The average asking rent in Los Angeles County declined 3.3 percent in May year-over-year, the first major drop in rent since the Great Recession a decade ago.
Data from RealPage shows asking rent dropped to $2,254 for units of all sizes, according to the L.A. Times. The drop followed April’s 0.8 percent year-over-year decline, the first since 2010.
The coronavirus pandemic resulted in a “big dropoff in overall demand,” according to RealPage chief economist Greg Willett.
The data comes with some caveats. RealPage’s data reference only professionally managed apartments and not those owned by smaller mom-and-pop landlords, who typically charge lower rent.
Average asking rent is more difficult to calculate than home prices because rents are not public record.
Some landlords may also be offering concessions such as free months of rent in lieu of dropping rents, allowing them to maintain higher asking rents on paper. That was already happening before the pandemic in Downtown L.A. where demand didn’t keep up with supply.
RealPage’s data shows that rent only fell for apartments priced at the top and middle of the market — rents at the low-end of the market were essentially flat.
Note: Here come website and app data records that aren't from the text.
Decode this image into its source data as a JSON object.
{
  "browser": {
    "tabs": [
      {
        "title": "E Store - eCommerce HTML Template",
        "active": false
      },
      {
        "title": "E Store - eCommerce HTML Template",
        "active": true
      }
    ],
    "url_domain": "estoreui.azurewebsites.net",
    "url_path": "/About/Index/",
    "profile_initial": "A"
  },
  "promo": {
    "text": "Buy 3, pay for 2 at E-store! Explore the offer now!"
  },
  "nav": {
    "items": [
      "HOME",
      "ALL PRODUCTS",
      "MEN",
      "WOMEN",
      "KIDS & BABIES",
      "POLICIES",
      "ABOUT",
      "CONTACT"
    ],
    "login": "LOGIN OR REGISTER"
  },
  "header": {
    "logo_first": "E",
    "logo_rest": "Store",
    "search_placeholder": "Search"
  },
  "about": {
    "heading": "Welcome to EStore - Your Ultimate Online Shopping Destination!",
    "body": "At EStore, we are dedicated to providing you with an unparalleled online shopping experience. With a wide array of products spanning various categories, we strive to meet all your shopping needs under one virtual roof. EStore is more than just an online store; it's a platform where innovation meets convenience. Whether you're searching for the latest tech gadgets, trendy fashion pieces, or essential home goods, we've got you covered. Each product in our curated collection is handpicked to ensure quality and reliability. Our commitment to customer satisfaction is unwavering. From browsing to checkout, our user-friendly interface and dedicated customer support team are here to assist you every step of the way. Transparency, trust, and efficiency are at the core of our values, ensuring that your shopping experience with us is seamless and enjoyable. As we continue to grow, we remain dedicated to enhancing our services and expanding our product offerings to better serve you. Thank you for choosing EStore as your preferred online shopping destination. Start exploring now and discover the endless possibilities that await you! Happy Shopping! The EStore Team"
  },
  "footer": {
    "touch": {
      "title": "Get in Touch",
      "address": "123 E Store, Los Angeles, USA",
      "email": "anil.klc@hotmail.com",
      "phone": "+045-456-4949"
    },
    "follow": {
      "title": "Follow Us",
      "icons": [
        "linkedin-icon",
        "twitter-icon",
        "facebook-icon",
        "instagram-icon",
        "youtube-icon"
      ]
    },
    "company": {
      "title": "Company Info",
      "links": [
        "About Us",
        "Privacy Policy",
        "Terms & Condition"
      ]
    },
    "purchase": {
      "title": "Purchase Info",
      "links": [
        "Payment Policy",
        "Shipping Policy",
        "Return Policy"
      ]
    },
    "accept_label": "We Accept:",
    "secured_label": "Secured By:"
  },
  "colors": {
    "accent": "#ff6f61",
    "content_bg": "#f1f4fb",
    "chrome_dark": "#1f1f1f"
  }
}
The 4.5 percent decline in the Class B segment was the largest decline among the three segments.
The company projects that rents will continue to fall on a year-over-year basis throughout the year and could reach 5.6 percent in the first quarter of 2021. [LAT] — Dennis Lynch